Four IT recommendations to consider when moving to or opening a new facility
Nearly 67% of hospital and health system executives are either currently repurposing existing facilities or assessing new spaces to meet operational needs, according to the Health Facilities Management 2015 Hospital Construction Survey.1 Regardless of renovating an existing site or constructing a new facility, the need for additional space continues to increase as healthcare providers experience the consequences of the U.S. populous average age rapidly increasing.
In addition to the aging Baby Boomer population, many providers need a new space to accommodate up-to-date technology needs. However, many private practices and healthcare administrators leave information technology as an afterthought when breaking ground on a new facility. Opening a location or moving operations is a complicated process, but it can be even more difficult with the IT component is not incorporated during the planning stages.
Consider the following four tips as a starting point for moving to or opening a new facility.
Remember Everything is Connected
The need for all devices synced through Wi-Fi or a data network is increasing. From the individual workstations and physician mobile devices to medical equipment and patient monitors, today everything in a healthcare facility is connected. With this increase comes the danger of unauthorized individuals gaining access to the network and stealing patient data. Consider installing a separate Wi-Fi connection for non-employee personnel to use in the facility to reduce vulnerability. Also, the new facility should support an advanced security software to monitor the networks for potential breaches or malicious activity.
Conduct a Virtual Walk-Through
Regularly conduct virtual walk-throughs with the architects, contractors and designers to ensure the plans will meet internal needs. Beyond looking at the size of physician offices and wait rooms, analyze the location from a technical perspective. Does the facility have enough space for multiple IT storage areas for back-end servers, security equipment and extra medical devices?
Also, look at the small details such as the number of outlets in each room to power and connect medical equipment, and make sure patients have a place to charge their devices. By reviewing the plans in the beginning from all angles, changes can be incorporated early on instead of waiting to the end when it could be too late or expensive to make alterations.
Ask Employees, Vendors and Patients
When in the planning phase, ask key stakeholders, both internal employees and external groups, what their needs are for the new facility. It is important to get an opinion from those who will be working every day in the new space and ensure, within reason, they will be satisfied with the new layout, workstation placements and connectivity provisions in order to work successfully.
Bring in a Project Manager
There are companies that specialize in not only assisting in transitioning and implementing the technology in a move, but can also help plan all parts of the move from beginning to end to ensure a smooth transition. Partner with a company that can help plan the transition and utilize them fully to their expertise, such as physical building security, IT infrastructure and connectivity issues. Additionally, utilize them to coordinate between the various stakeholder groups, such as the architectures, designers, construction workers and the organization administration.
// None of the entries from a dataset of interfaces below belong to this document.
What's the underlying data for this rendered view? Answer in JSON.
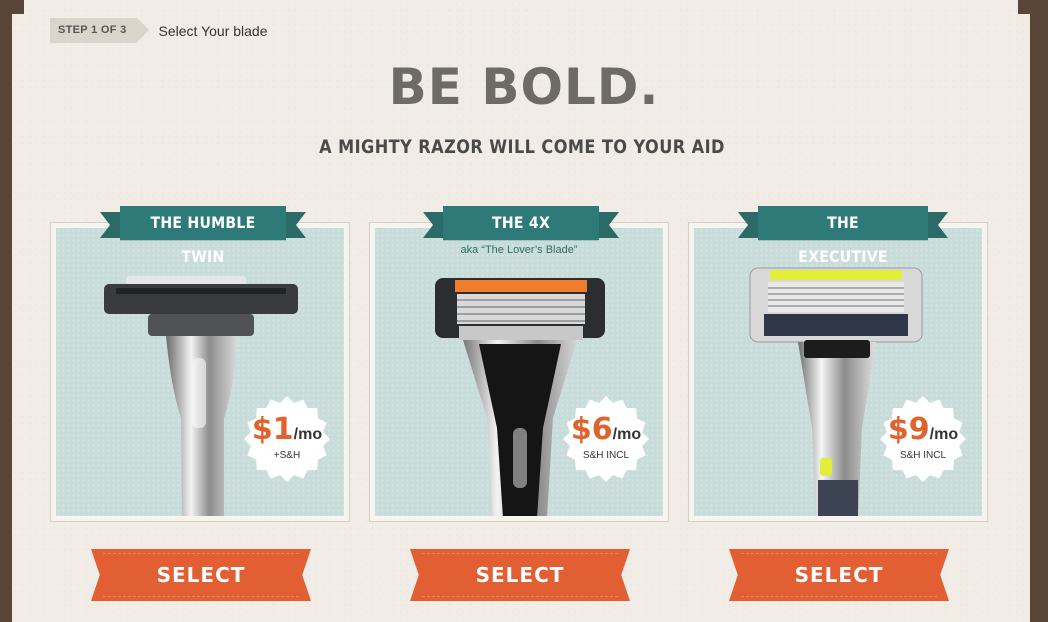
{
  "step": {
    "badge": "STEP 1 OF 3",
    "label": "Select Your blade"
  },
  "headline": "BE BOLD.",
  "subhead": "A MIGHTY RAZOR WILL COME TO YOUR AID",
  "colors": {
    "accent": "#e15f33",
    "ribbon": "#2e7a78",
    "card_bg": "#c8dcda"
  },
  "products": [
    {
      "name": "THE HUMBLE TWIN",
      "aka": "",
      "price": "$1",
      "unit": "/mo",
      "note": "+S&H",
      "select": "SELECT",
      "icon": "twin-blade-razor-icon"
    },
    {
      "name": "THE 4X",
      "aka": "aka “The Lover’s Blade”",
      "price": "$6",
      "unit": "/mo",
      "note": "S&H INCL",
      "select": "SELECT",
      "icon": "four-blade-razor-icon"
    },
    {
      "name": "THE EXECUTIVE",
      "aka": "",
      "price": "$9",
      "unit": "/mo",
      "note": "S&H INCL",
      "select": "SELECT",
      "icon": "executive-razor-icon"
    }
  ]
}
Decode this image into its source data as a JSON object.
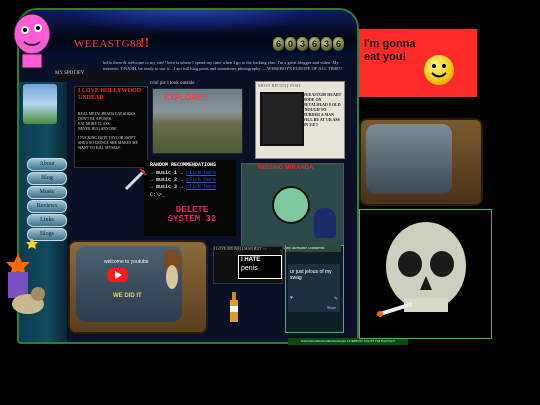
{
  "header": {
    "site_title": "WEEASTG88",
    "title_exclaim": "!!",
    "counter": [
      "6",
      "0",
      "3",
      "6",
      "3",
      "6"
    ]
  },
  "intro": {
    "text": "hello there & welcome to my site!! here is where I spend my time when I go to the fucking clue. I'm a great blogger and video. My interests: T-RASH, be ready to use it... I am full blog posts and sometimes photography — WEREBOYS EUROPE OF ALL TIME!!"
  },
  "nav": {
    "items": [
      {
        "label": "About"
      },
      {
        "label": "Blog"
      },
      {
        "label": "Music"
      },
      {
        "label": "Reviews"
      },
      {
        "label": "Links"
      },
      {
        "label": "Blogs"
      }
    ]
  },
  "spotify_label": "MY SPOTIFY",
  "love_panel": {
    "title": "I LOVE HOLLYWOOD UNDEAD",
    "list": [
      "REAL METALHEADS EAT SOCKS",
      "DON'T BE A POSER",
      "EAT MORE CLASS",
      "NEVER HUG ANYONE"
    ],
    "footer": "I FUCKING HATE TAYLOR SWIFT SHE'S SO CRINGE SHE MAKES ME WANT TO KILL MYSELF."
  },
  "cool_pic": {
    "label": "cool pic i took outside",
    "overlay": "EXPLORE!!"
  },
  "recent": {
    "header": "MOST RECENT POST",
    "text": "WEEASTG88 HEART MODE ON METALHEAD 8 OLD ENOUGH TO MURDER A MAN WILL BE AT UR ASS ON 3/4!!!"
  },
  "random": {
    "header": "RANDOM RECOMMENDATIONS",
    "items": [
      {
        "label": "→ music 1 →",
        "link": "click here"
      },
      {
        "label": "→ music 2 →",
        "link": "click here"
      },
      {
        "label": "→ music 3 →",
        "link": "click here"
      }
    ],
    "prompt": "C:\\>_",
    "delete_text": "DELETE SYSTEM 32"
  },
  "cartoon": {
    "title": "MISSING MIRANDA"
  },
  "tv_left": {
    "yt_label": "welcome to youtube",
    "we_did_it": "WE DID IT"
  },
  "balloon": {
    "label": "I LOVE MY BALLMAN BUT >>",
    "hate": "I HATE",
    "penis": "penis"
  },
  "comments": {
    "header": "my awesome comments",
    "message": "ur just jelous of my swag",
    "meta": "Share"
  },
  "bottom_tag": "listthisthatthiswhatthisthatsright CURRENT STUFF I'M HANGIN",
  "eat_panel": {
    "text": "I'm gonna eat you!"
  }
}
With any construction or renovation plans, there must be a constant flow of communication between the project managers, contractors, designers and internal executives during the construction process and physical transition. This allows all teams to be on the same page, resolve any issues that may arise quickly and stay on track with the projected timeline.
Moving to a new facility can be costly for a healthcare organization, especially if it is not well-planned in advance. If considering opening a new facility, think through what it takes to operate successfully every day, but do not minimize the need to properly incorporate IT needs. By paying attention to IT needs, providers are more likely to stay on track and within budget, ensuring a smooth transition for employees, vendors and patients.